**Exercise details**. Every entry is to be restated exactly; pictures are not part of the copy.
----------
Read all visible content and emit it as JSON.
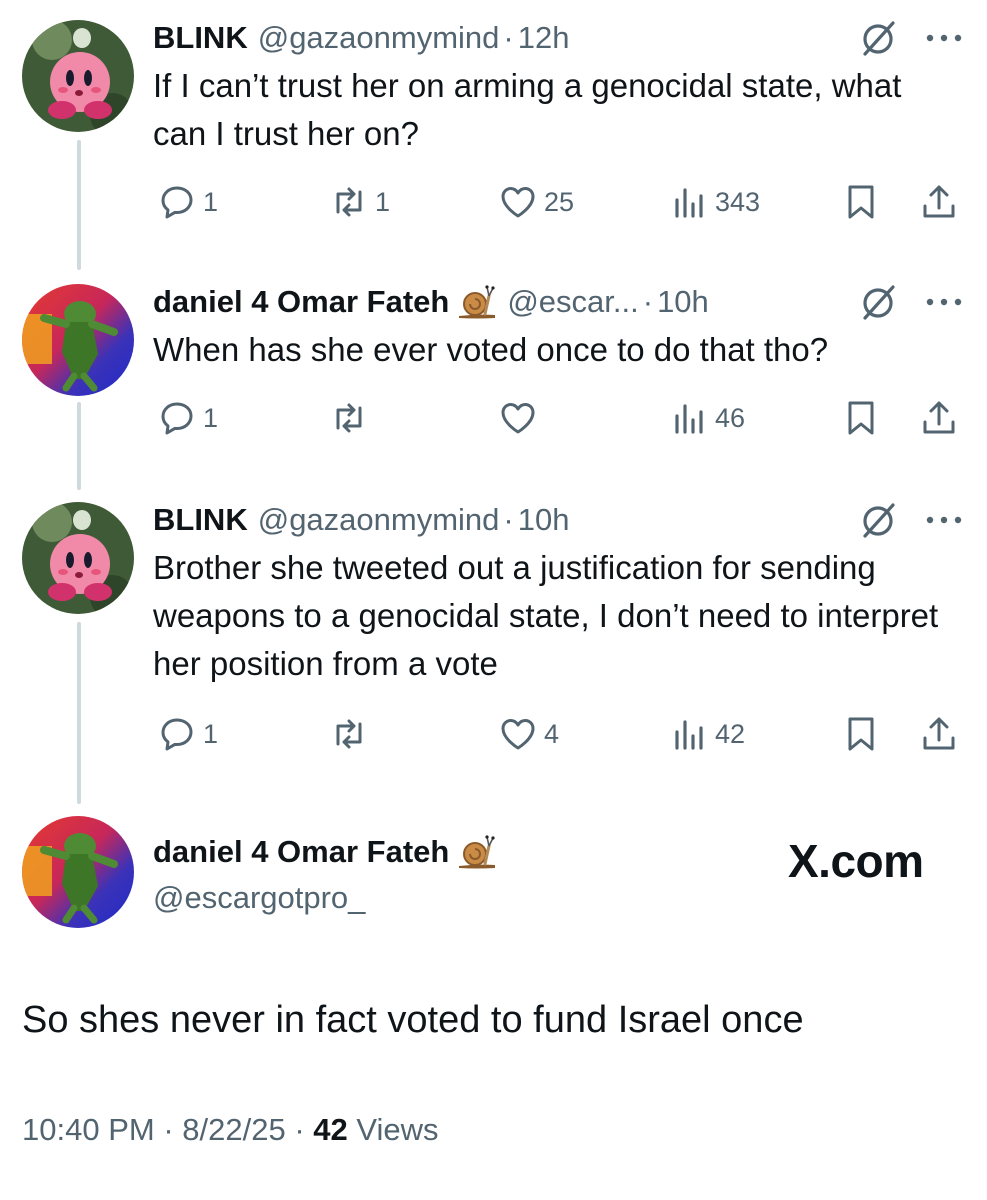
{
  "thread": [
    {
      "name": "BLINK",
      "handle": "@gazaonmymind",
      "dot": "·",
      "time": "12h",
      "text": "If I can’t trust her on arming a genocidal state, what can I trust her on?",
      "replies": "1",
      "reposts": "1",
      "likes": "25",
      "views": "343",
      "avatar": "kirby-avatar"
    },
    {
      "name": "daniel 4 Omar Fateh",
      "emoji": "snail-emoji",
      "handle": "@escar...",
      "dot": "·",
      "time": "10h",
      "text": "When has she ever voted once to do that tho?",
      "replies": "1",
      "reposts": "",
      "likes": "",
      "views": "46",
      "avatar": "frog-avatar"
    },
    {
      "name": "BLINK",
      "handle": "@gazaonmymind",
      "dot": "·",
      "time": "10h",
      "text": "Brother she tweeted out a justification for sending weapons to a genocidal state, I don’t need to interpret her position from a vote",
      "replies": "1",
      "reposts": "",
      "likes": "4",
      "views": "42",
      "avatar": "kirby-avatar"
    }
  ],
  "main_tweet": {
    "name": "daniel 4 Omar Fateh",
    "emoji": "snail-emoji",
    "handle": "@escargotpro_",
    "text": "So shes never in fact voted to fund Israel once",
    "time": "10:40 PM",
    "date": "8/22/25",
    "views_count": "42",
    "views_label": "Views",
    "separator": "·"
  },
  "watermark": "X.com",
  "colors": {
    "text_primary": "#0f1419",
    "text_secondary": "#536471",
    "thread_line": "#cfd9de"
  }
}
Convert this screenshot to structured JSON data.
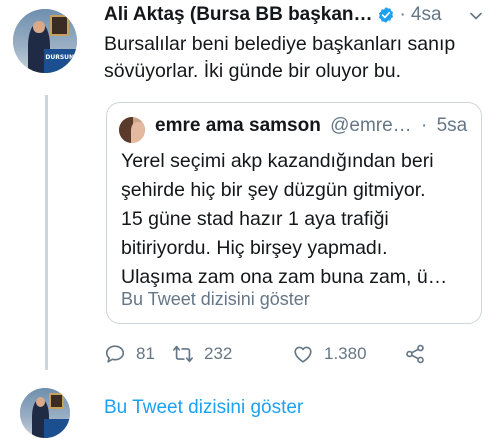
{
  "tweet": {
    "author_name": "Ali Aktaş (Bursa BB başkan…",
    "separator": "·",
    "time": "4sa",
    "text": "Bursalılar beni belediye başkanları sanıp sövüyorlar. İki günde bir oluyor bu.",
    "avatar_label": "DURSUN"
  },
  "quote": {
    "author_name": "emre ama samson",
    "handle": "@emre…",
    "separator": "·",
    "time": "5sa",
    "text": "Yerel seçimi akp kazandığından beri\nşehirde hiç bir şey düzgün gitmiyor.\n15 güne stad hazır 1 aya trafiği\nbitiriyordu. Hiç birşey yapmadı.\nUlaşıma zam ona zam buna zam, ü…",
    "show_thread": "Bu Tweet dizisini göster"
  },
  "actions": {
    "replies": "81",
    "retweets": "232",
    "likes": "1.380"
  },
  "show_thread": "Bu Tweet dizisini göster",
  "colors": {
    "accent": "#1da1f2",
    "muted": "#657786",
    "border": "#ccd6dd"
  },
  "icons": [
    "verified-icon",
    "caret-down-icon",
    "reply-icon",
    "retweet-icon",
    "like-icon",
    "share-icon"
  ]
}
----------
**Problem solution**.
Read all visible content and emit it as JSON.
{
  "thread": [
    {
      "name": "BLINK",
      "handle": "@gazaonmymind",
      "dot": "·",
      "time": "12h",
      "text": "If I can’t trust her on arming a genocidal state, what can I trust her on?",
      "replies": "1",
      "reposts": "1",
      "likes": "25",
      "views": "343",
      "avatar": "kirby-avatar"
    },
    {
      "name": "daniel 4 Omar Fateh",
      "emoji": "snail-emoji",
      "handle": "@escar...",
      "dot": "·",
      "time": "10h",
      "text": "When has she ever voted once to do that tho?",
      "replies": "1",
      "reposts": "",
      "likes": "",
      "views": "46",
      "avatar": "frog-avatar"
    },
    {
      "name": "BLINK",
      "handle": "@gazaonmymind",
      "dot": "·",
      "time": "10h",
      "text": "Brother she tweeted out a justification for sending weapons to a genocidal state, I don’t need to interpret her position from a vote",
      "replies": "1",
      "reposts": "",
      "likes": "4",
      "views": "42",
      "avatar": "kirby-avatar"
    }
  ],
  "main_tweet": {
    "name": "daniel 4 Omar Fateh",
    "emoji": "snail-emoji",
    "handle": "@escargotpro_",
    "text": "So shes never in fact voted to fund Israel once",
    "time": "10:40 PM",
    "date": "8/22/25",
    "views_count": "42",
    "views_label": "Views",
    "separator": "·"
  },
  "watermark": "X.com",
  "colors": {
    "text_primary": "#0f1419",
    "text_secondary": "#536471",
    "thread_line": "#cfd9de"
  }
}
Convert this screenshot to structured JSON data.
{
  "tweet": {
    "author_name": "Ali Aktaş (Bursa BB başkan…",
    "separator": "·",
    "time": "4sa",
    "text": "Bursalılar beni belediye başkanları sanıp sövüyorlar. İki günde bir oluyor bu.",
    "avatar_label": "DURSUN"
  },
  "quote": {
    "author_name": "emre ama samson",
    "handle": "@emre…",
    "separator": "·",
    "time": "5sa",
    "text": "Yerel seçimi akp kazandığından beri\nşehirde hiç bir şey düzgün gitmiyor.\n15 güne stad hazır 1 aya trafiği\nbitiriyordu. Hiç birşey yapmadı.\nUlaşıma zam ona zam buna zam, ü…",
    "show_thread": "Bu Tweet dizisini göster"
  },
  "actions": {
    "replies": "81",
    "retweets": "232",
    "likes": "1.380"
  },
  "show_thread": "Bu Tweet dizisini göster",
  "colors": {
    "accent": "#1da1f2",
    "muted": "#657786",
    "border": "#ccd6dd"
  },
  "icons": [
    "verified-icon",
    "caret-down-icon",
    "reply-icon",
    "retweet-icon",
    "like-icon",
    "share-icon"
  ]
}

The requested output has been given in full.